The origins of Civil Air Patrol date back to 1936, when Gill Robb Wilson, World War I aviator and New Jersey director of aeronautics, returned from Germany convinced of impending war. Wilson envisioned mobilizing America’s civilian aviators for national defense, an idea shared by others.
In Ohio, Milton Knight, a pilot and businessman, organized and incorporated the Civilian Air Reserve (CAR) in 1938. Other military-styled civilian aviation units emerged nationwide, training for homeland defense.
Founded on Dec. 1, 1941, Wilson launched his perfected program: the Civil Air Defense Services (CADS). That summer, tasked by Fiorello H. LaGuardia (New York mayor and director of the federal Office of Civilian Defense and also a World War I aviator), Wilson, publisher Thomas H. Beck and newspaperman Guy P. Gannett proposed Wilson’s CADS program as a model for organizing the nation’s civilian aviation resources.
Their proposal for a Civil Air Patrol was approved by the Commerce, Navy, and War departments in November, and CAP national headquarters opened its doors on Dec. 1, under the direction of national commander Maj. Gen. John F. Curry. Existing CADS, CAR and other flying units soon merged under the CAP banner. Public announcement of CAP and national recruiting commenced on Dec. 8.
As a Total Force partner and Auxiliary of the U.S. Air Force, Civil Air Patrol is there to search for and find the lost, provide comfort in times of disaster and work to keep the homeland safe.

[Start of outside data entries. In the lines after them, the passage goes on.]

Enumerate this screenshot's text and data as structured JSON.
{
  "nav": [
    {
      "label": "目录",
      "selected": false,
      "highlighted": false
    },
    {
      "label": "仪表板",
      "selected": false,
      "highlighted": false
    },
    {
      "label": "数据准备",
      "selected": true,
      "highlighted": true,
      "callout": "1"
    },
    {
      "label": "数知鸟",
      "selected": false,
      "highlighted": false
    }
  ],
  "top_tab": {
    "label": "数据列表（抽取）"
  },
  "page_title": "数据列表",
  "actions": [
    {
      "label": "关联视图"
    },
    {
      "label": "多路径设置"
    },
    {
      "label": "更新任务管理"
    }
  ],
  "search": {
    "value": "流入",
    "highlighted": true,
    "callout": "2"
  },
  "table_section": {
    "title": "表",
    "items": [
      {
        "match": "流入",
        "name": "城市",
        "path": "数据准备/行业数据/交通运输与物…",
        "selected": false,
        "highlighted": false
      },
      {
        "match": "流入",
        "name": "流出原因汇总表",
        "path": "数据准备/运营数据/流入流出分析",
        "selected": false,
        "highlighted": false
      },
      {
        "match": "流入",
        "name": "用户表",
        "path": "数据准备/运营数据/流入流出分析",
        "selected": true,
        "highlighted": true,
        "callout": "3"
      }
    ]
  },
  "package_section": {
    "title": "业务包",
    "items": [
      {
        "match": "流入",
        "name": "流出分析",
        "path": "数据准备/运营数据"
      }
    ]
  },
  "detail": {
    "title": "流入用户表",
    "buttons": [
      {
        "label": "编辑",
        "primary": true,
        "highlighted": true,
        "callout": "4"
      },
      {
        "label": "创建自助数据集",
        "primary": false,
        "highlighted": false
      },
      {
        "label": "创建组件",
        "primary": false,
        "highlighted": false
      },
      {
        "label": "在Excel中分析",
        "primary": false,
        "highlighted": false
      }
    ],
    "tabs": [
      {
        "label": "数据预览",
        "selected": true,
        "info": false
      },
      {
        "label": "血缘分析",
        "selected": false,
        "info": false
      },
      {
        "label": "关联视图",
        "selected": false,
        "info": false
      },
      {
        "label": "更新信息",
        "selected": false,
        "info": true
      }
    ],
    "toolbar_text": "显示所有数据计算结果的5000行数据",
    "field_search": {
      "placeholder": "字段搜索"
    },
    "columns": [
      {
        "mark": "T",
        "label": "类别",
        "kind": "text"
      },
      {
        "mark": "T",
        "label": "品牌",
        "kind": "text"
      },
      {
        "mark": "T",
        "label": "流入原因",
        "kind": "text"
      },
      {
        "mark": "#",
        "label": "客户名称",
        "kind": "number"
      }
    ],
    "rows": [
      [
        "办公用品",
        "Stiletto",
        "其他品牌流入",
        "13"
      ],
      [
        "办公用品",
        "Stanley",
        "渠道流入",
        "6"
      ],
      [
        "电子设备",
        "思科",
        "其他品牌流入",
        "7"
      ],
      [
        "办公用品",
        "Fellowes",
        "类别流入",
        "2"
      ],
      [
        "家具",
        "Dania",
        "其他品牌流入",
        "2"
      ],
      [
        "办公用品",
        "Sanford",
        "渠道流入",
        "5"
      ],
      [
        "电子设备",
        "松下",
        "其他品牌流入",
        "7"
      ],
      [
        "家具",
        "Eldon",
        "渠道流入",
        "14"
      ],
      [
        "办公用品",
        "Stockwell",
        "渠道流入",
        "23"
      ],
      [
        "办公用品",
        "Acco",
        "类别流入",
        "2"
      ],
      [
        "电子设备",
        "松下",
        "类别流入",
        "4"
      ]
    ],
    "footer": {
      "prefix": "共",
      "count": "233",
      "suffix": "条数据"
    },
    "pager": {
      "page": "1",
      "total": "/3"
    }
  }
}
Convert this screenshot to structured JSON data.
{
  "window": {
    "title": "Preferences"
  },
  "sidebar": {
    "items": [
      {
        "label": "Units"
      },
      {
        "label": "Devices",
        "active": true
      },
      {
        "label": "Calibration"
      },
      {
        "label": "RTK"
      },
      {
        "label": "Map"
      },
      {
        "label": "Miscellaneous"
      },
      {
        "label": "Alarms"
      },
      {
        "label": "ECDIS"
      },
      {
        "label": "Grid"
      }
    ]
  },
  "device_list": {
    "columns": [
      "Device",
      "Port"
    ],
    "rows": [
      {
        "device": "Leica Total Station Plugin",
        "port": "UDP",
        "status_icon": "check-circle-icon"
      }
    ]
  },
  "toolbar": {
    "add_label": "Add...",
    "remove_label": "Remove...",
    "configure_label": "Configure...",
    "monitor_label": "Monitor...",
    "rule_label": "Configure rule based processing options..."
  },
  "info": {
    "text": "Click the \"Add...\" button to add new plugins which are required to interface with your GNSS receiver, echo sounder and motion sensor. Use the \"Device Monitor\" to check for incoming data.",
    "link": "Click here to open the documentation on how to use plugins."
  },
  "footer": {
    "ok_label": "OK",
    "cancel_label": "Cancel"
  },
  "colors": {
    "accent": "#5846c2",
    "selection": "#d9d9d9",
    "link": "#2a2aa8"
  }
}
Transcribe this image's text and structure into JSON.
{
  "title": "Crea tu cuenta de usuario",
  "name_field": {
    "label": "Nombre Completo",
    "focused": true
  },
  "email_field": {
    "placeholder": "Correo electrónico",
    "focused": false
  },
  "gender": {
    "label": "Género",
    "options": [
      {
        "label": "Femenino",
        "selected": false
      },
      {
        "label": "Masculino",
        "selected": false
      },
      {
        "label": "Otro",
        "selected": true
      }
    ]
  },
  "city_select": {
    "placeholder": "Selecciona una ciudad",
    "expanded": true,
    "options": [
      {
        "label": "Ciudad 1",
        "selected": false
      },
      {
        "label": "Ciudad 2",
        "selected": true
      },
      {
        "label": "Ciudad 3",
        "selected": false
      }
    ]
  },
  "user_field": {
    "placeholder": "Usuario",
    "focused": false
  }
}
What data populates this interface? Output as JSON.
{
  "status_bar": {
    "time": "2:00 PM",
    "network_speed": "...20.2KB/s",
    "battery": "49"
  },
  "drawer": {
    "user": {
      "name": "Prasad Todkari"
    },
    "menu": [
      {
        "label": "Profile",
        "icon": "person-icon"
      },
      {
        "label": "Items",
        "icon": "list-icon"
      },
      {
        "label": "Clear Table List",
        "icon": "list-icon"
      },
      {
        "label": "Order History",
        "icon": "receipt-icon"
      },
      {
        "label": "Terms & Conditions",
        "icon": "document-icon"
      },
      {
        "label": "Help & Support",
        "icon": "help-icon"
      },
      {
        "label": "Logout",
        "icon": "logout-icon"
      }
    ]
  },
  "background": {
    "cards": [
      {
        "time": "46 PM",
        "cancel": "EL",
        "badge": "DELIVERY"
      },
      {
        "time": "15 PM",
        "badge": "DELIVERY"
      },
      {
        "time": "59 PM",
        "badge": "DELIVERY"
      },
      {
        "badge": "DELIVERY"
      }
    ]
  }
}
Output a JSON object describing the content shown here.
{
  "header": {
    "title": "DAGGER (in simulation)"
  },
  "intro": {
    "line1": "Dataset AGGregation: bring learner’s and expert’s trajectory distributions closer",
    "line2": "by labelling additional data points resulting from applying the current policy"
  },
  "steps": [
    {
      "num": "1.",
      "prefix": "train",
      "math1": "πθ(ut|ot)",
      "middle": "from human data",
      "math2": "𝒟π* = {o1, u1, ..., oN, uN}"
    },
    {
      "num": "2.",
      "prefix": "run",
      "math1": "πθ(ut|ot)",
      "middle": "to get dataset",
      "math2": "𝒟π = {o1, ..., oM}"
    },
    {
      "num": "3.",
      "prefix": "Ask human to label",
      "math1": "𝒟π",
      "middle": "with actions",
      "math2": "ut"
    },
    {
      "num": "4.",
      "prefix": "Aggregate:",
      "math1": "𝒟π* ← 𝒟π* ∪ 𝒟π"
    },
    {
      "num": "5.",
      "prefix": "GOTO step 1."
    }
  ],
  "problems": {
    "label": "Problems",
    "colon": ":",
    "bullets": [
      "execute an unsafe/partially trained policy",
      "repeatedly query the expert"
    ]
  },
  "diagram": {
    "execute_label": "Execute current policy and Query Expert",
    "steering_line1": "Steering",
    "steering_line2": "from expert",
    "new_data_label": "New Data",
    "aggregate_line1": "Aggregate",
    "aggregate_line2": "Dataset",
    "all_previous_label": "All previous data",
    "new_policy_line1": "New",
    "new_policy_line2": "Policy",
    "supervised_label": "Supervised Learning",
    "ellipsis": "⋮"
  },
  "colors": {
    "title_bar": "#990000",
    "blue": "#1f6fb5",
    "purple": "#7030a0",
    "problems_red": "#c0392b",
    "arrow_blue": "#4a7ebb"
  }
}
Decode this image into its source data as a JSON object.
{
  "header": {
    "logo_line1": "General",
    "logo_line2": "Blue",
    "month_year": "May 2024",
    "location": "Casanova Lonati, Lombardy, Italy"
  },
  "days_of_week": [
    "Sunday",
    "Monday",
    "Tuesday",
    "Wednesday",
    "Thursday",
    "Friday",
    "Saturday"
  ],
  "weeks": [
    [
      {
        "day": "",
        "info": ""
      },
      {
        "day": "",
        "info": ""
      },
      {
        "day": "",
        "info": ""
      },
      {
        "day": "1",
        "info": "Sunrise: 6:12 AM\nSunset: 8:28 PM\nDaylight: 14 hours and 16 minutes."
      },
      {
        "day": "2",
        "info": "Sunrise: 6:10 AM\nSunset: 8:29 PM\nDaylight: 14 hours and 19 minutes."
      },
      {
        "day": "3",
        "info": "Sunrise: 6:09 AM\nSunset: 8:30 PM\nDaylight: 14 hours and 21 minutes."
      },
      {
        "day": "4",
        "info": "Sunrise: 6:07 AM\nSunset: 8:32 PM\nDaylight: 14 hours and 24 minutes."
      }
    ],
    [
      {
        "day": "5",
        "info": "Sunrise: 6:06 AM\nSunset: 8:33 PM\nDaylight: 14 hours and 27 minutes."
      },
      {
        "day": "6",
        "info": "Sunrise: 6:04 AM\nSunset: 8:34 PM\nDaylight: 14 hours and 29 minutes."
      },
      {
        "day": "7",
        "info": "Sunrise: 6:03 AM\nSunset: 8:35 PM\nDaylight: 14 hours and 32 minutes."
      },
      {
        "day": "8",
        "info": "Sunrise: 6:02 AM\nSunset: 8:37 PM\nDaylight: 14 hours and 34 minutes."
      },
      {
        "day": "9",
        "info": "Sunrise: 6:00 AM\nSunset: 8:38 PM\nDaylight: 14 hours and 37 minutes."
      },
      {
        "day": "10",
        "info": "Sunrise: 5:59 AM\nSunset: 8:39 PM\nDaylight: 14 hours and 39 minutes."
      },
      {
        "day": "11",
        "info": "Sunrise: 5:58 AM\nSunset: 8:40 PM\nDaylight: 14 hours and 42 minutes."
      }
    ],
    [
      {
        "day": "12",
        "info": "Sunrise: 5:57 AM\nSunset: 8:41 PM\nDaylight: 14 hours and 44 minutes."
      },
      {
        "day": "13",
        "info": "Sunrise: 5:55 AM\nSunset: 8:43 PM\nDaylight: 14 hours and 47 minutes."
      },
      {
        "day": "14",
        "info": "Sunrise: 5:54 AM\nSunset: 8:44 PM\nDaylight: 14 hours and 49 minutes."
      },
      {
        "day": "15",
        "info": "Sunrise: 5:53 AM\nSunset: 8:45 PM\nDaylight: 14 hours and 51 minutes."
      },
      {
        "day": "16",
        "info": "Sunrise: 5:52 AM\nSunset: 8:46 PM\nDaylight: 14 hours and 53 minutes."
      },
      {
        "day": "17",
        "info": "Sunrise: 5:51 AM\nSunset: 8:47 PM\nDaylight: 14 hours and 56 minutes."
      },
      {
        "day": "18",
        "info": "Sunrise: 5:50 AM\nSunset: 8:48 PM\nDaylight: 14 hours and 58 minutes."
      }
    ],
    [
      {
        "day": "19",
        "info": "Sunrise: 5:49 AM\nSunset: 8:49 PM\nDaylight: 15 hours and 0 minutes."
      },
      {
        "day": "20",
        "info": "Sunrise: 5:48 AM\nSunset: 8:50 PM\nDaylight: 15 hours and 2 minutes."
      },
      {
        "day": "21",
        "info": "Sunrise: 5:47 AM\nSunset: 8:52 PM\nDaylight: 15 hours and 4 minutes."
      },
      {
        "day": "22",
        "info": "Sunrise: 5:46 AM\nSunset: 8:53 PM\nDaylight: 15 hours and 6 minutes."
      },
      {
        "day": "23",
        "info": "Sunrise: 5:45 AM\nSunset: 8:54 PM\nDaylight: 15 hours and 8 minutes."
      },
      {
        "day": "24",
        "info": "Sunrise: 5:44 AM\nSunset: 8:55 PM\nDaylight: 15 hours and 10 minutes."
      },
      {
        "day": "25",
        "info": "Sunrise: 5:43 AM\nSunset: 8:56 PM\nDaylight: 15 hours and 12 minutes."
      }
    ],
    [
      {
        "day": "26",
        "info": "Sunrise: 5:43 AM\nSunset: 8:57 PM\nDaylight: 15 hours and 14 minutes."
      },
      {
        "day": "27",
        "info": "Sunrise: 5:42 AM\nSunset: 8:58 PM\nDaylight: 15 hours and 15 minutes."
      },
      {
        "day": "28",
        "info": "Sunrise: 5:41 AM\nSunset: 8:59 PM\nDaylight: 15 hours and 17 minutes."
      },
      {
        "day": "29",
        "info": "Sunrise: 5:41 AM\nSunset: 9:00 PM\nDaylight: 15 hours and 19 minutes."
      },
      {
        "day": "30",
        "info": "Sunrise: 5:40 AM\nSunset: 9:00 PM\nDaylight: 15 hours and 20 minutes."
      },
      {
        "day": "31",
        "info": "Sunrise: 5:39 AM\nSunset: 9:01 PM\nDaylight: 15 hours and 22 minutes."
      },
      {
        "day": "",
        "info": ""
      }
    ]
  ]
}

Its 60,000 members selflessly devote their time, energy and expertise toward the well-being of their communities, while also promoting aviation and related fields through aerospace/STEM education and helping shape future leaders through CAP’s cadet program.
Civil Air Patrol’s missions for America are many, and today’s adults and cadets perform their duties with the same vigilance as its founding members — preserving CAP’s 75-year legacy of service while maintaining its commitment to nearly 1,500 communities nationwide.
To mobilize the nation's civilian aviation resources for national defense service, CAP has evolved into a premier public service organization that still carries out emergency service missions when needed — in the air and on the ground
Supporting America's communities with emergency response, diverse aviation and ground services, youth development and promotion of air, space and cyber power.
Civil Air Patrol, America's Air Force auxiliary, building the nation's finest force of citizen volunteers serving America.
Integrity, Volunteer Service, Excellence and Respect.